The goal of this impossibly large project is not to produce a new master narrative but to provide a framework for inquiry that is, at the same time, internally coherent and open to heterogeneous inputs and outputs. Even more, this project also provides complementary and competing pathways through an expansive and still shifting terrain. The coherence is provided by the emphasis on the simultaneous presence of all of these strands in all fields of inquiry while the openness is provided by an extreme variety of methods of research and formats of output. Thus, the projects cannot be contained within the knowledge practices provided by academia or the art system alone.

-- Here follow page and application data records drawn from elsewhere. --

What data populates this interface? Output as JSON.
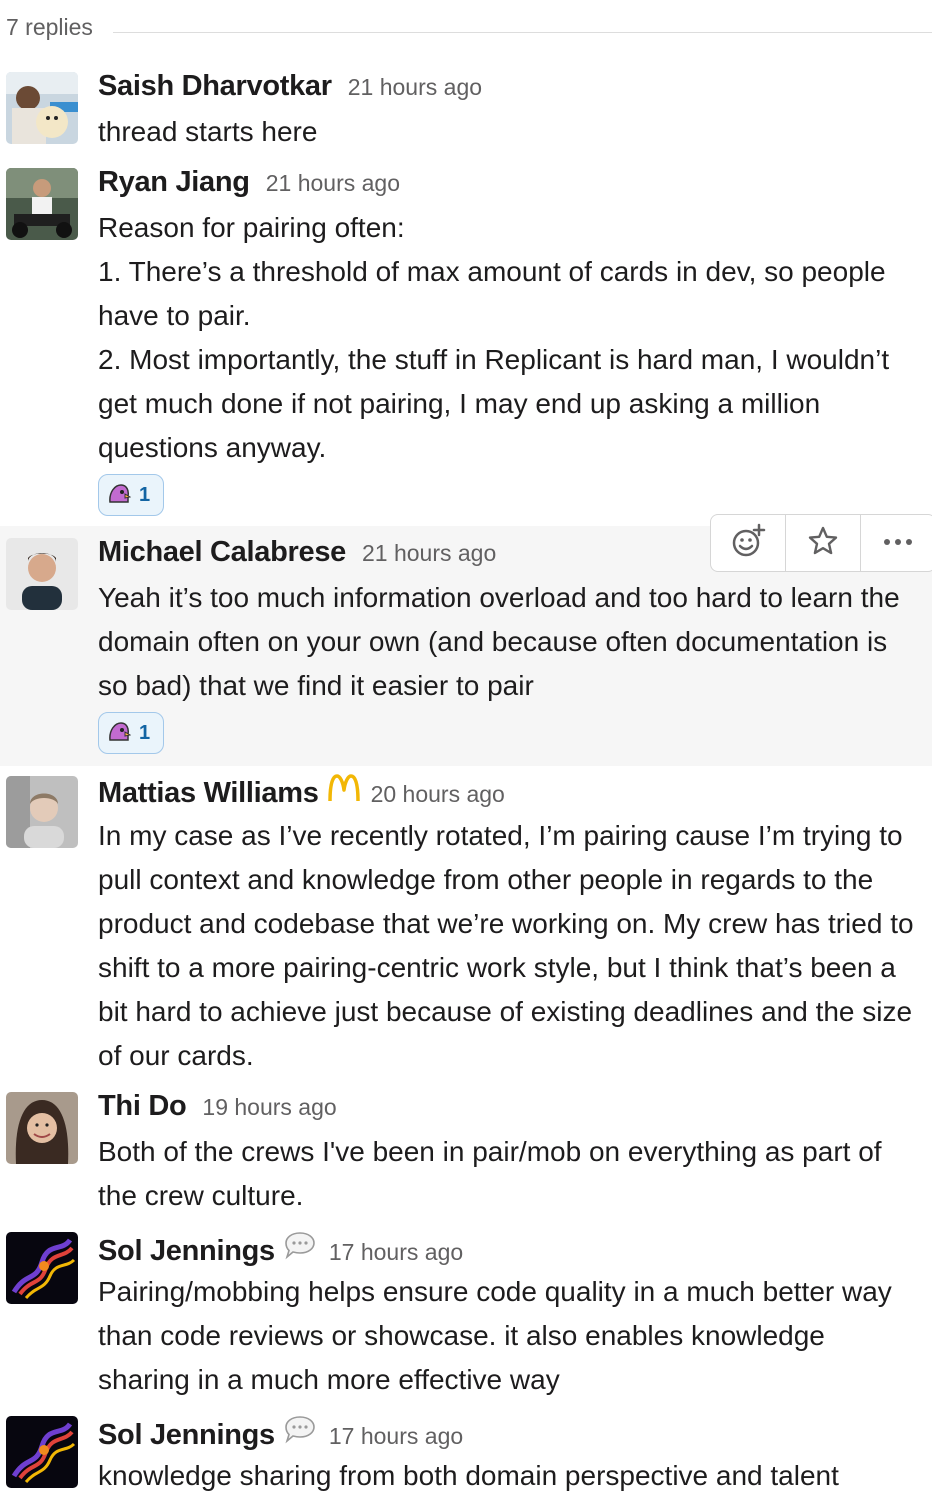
{
  "thread": {
    "replies_label": "7 replies"
  },
  "messages": [
    {
      "author": "Saish Dharvotkar",
      "timestamp": "21 hours ago",
      "lines": [
        "thread starts here"
      ],
      "avatar_icon": "person-with-dog-avatar"
    },
    {
      "author": "Ryan Jiang",
      "timestamp": "21 hours ago",
      "lines": [
        "Reason for pairing often:",
        "1. There’s a threshold of max amount of cards in dev, so people have to pair.",
        "2. Most importantly, the stuff in Replicant is hard man, I wouldn’t get much done if not pairing, I may end up asking a million questions anyway."
      ],
      "reaction": {
        "icon": "party-parrot-icon",
        "count": "1"
      },
      "avatar_icon": "person-on-motorcycle-avatar"
    },
    {
      "author": "Michael Calabrese",
      "timestamp": "21 hours ago",
      "lines": [
        "Yeah it’s too much information overload and too hard to learn the domain often on your own (and because often documentation is so bad) that we find it easier to pair"
      ],
      "reaction": {
        "icon": "party-parrot-icon",
        "count": "1"
      },
      "avatar_icon": "person-portrait-avatar"
    },
    {
      "author": "Mattias Williams",
      "timestamp": "20 hours ago",
      "badge_icon": "mcdonalds-arches-icon",
      "lines": [
        "In my case as I’ve recently rotated, I’m pairing cause I’m trying to pull context and knowledge from other people in regards to the product and codebase that we’re working on. My crew has tried to shift to a more pairing-centric work style, but I think that’s been a bit hard to achieve just because of existing deadlines and the size of our cards."
      ],
      "avatar_icon": "person-portrait-avatar"
    },
    {
      "author": "Thi Do",
      "timestamp": "19 hours ago",
      "lines": [
        "Both of the crews I've been in pair/mob on everything as part of the crew culture."
      ],
      "avatar_icon": "person-selfie-avatar"
    },
    {
      "author": "Sol Jennings",
      "timestamp": "17 hours ago",
      "badge_icon": "speech-bubble-icon",
      "lines": [
        "Pairing/mobbing helps ensure code quality in a much better way than code reviews or showcase. it also enables knowledge sharing in a much more effective way"
      ],
      "avatar_icon": "fractal-art-avatar"
    },
    {
      "author": "Sol Jennings",
      "timestamp": "17 hours ago",
      "badge_icon": "speech-bubble-icon",
      "lines": [
        "knowledge sharing from both domain perspective and talent"
      ],
      "avatar_icon": "fractal-art-avatar"
    }
  ],
  "actions": [
    {
      "icon": "add-reaction-icon"
    },
    {
      "icon": "star-icon"
    },
    {
      "icon": "more-actions-icon"
    }
  ],
  "colors": {
    "text": "#1d1c1d",
    "muted": "#616061",
    "hover_bg": "#f6f6f6",
    "reaction_border": "#a3c8ea",
    "reaction_bg": "#eaf4fb",
    "reaction_count": "#1264a3",
    "badge_gold": "#f2b705"
  }
}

The main method of operation of the working group are regular, convivial face-to-face meetings, often with a potlatch of drinks and food, in which one member or invited guest presents his or her current research/artistic project as work in progress, which is then subjected to sympathetic but rigorous criticism from the point of view of the overall framework. These meetings, while not formally closed, are not aimed at a general public and are not recorded.

After a series of public talks we decided to engage together in a material project that couples artistic as well as theoretical research and practice and initiated Tracing Information Society – A Timeline. The timeline provides a format that is both clearly structured––everything is organized according to its datum––and open to multiple perspectives as of what constitutes a relevant event. The value of a timeline is not to signal the return to a simple linear chronological model of historical development but to show the parallelism of heterogeneous events. So, for example, the year 1962 brings, among others, two entries next to each other: one is Beat the Dealer – probability theory and computation meet casino-gambling the other is the publication of Fritz Machlup’s groundbreaking empirical study of the “knowledge economy.” It is the claim of the project that these events, while usually not considered together, are nevertheless directly related to one another.

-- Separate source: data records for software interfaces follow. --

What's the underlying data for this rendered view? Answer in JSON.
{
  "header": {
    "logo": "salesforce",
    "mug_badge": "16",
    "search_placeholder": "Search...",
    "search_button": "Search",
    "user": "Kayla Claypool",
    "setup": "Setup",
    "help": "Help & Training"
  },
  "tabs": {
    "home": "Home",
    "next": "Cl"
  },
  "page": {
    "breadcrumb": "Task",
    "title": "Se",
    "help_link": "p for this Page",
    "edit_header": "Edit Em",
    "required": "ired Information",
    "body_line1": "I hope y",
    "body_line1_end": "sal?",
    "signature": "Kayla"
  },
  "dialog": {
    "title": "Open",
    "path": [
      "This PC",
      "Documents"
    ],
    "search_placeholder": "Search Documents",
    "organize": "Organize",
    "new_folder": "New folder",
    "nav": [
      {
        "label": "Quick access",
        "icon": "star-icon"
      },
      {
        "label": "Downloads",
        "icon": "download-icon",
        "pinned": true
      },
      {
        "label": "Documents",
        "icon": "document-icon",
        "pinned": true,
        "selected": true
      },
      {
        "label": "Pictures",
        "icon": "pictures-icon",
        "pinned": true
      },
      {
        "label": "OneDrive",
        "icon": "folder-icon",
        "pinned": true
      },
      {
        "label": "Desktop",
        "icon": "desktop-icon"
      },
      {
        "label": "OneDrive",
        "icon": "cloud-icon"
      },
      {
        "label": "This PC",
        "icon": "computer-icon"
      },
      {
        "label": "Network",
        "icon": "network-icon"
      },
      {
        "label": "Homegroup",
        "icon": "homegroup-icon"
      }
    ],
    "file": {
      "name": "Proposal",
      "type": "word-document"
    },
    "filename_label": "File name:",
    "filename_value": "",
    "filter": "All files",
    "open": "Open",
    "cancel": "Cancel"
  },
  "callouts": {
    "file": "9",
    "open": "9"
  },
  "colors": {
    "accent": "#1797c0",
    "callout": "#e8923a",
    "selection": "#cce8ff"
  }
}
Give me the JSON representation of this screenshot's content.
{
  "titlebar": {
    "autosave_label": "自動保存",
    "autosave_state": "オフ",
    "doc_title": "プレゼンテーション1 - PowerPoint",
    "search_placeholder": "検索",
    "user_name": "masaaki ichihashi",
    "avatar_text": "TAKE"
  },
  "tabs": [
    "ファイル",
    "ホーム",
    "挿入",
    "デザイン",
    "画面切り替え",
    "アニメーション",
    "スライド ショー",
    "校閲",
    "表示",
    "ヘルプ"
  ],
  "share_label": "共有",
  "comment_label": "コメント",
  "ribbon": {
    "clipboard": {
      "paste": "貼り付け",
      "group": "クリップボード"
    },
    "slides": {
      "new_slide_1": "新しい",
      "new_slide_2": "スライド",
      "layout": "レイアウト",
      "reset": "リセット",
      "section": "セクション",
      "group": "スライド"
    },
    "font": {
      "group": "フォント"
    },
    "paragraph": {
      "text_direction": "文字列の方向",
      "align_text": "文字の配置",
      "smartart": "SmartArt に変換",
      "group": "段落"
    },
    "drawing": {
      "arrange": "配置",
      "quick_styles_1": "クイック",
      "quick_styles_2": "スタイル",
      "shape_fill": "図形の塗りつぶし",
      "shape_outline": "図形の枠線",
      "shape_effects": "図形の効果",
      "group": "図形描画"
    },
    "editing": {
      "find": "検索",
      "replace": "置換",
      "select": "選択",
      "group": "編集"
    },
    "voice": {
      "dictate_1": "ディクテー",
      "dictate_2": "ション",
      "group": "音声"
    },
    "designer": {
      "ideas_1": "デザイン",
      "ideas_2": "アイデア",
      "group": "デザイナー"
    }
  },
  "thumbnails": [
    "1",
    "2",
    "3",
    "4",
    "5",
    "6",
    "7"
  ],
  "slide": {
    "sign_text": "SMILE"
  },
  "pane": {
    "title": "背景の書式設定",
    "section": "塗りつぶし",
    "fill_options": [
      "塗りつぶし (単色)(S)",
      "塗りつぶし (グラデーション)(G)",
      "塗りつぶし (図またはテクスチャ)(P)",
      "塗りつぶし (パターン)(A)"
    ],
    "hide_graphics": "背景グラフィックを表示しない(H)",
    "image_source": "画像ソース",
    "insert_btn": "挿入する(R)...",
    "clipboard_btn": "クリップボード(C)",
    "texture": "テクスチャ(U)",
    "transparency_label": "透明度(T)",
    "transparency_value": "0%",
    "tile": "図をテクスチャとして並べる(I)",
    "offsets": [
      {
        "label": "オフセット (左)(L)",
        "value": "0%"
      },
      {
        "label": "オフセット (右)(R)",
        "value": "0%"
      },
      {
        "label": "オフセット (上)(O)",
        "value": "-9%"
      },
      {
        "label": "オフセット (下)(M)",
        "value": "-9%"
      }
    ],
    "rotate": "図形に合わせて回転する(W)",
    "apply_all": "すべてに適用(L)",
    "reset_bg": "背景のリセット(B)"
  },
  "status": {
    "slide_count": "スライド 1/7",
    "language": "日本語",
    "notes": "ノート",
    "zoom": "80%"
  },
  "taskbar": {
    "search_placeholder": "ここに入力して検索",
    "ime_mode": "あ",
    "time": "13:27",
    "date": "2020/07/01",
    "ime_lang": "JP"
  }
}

The timeline––in its current manifestation in print measures 2.8 x 7 meters––shows data on six main layers, color-encoded, and annotated with keywords that are considered relevant for the coming into being of this social formation. As heterogeneous as both the entries and the group are––there is no binding theory––they all come from a critical angle and hence articulate struggles and contradictions as well as turning points (such as major political events and natural disasters) via individual entries in a single but multilayered timeline. The idea was to bring things into a relation that is not necessarily a causal one. By showing things together, new associations arise.

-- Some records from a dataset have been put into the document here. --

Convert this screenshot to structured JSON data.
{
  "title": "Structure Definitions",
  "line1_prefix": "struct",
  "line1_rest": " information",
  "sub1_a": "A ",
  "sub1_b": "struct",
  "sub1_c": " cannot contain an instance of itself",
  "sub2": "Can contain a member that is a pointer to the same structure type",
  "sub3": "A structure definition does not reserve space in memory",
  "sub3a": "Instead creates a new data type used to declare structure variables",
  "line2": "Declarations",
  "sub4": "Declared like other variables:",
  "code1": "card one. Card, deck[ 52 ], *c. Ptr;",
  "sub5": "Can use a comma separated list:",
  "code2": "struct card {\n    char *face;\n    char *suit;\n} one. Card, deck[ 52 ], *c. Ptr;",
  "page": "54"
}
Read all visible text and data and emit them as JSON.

The Timeline is a work-in-progress with a participatory angle: the visitors of the exhibition are invited to make suggestions of their own and insert them in box placed next to the Timeline print. The Timeline can serve several functions: it serves as a heuristic device; by exploring new cross-connections such as in the example given above, it gives new insights into the process of self-instituting of information society; the printed Timeline can be shown in exhibitions and allow visitors to explore associations, memories and inspirations of their own; it can also be used as a teaching device, in workshops, and in particular in an extra-university and activist context. The aim is to produce further versions of the timeline and to incorporate more diverse viewpoints as to which are the defining events in the historical development of the Information Society. Future versions of the work will include a digital version and an exhibition which transposes the 2D timeline into 3D exhibition space and electronic space.

To discuss the conceptual outreach, the potentials, and the implications of the project, a round table discussion was held on November 19th, 7 pm.

Tracing Information Society so far carries the shared input of: John Barker, Sylvia Eckermann, Doron Goldfarb, Armin Medosch, Gerald Nestler, Felix Stalder, Axel Stockburger, Matthias Tarasiewicz, Thomas Thaler and Ina Zwerger. Graphic Design: Fatih Aydogdu. The first version is on view at the exhibition SOCIAL GLITCH. Radical Aesthetics and the Consequences of Extreme Events from September 25 - December 5, 2015, curated by Theories in Mind

NOTE: This text was first published in Continent Online Magazine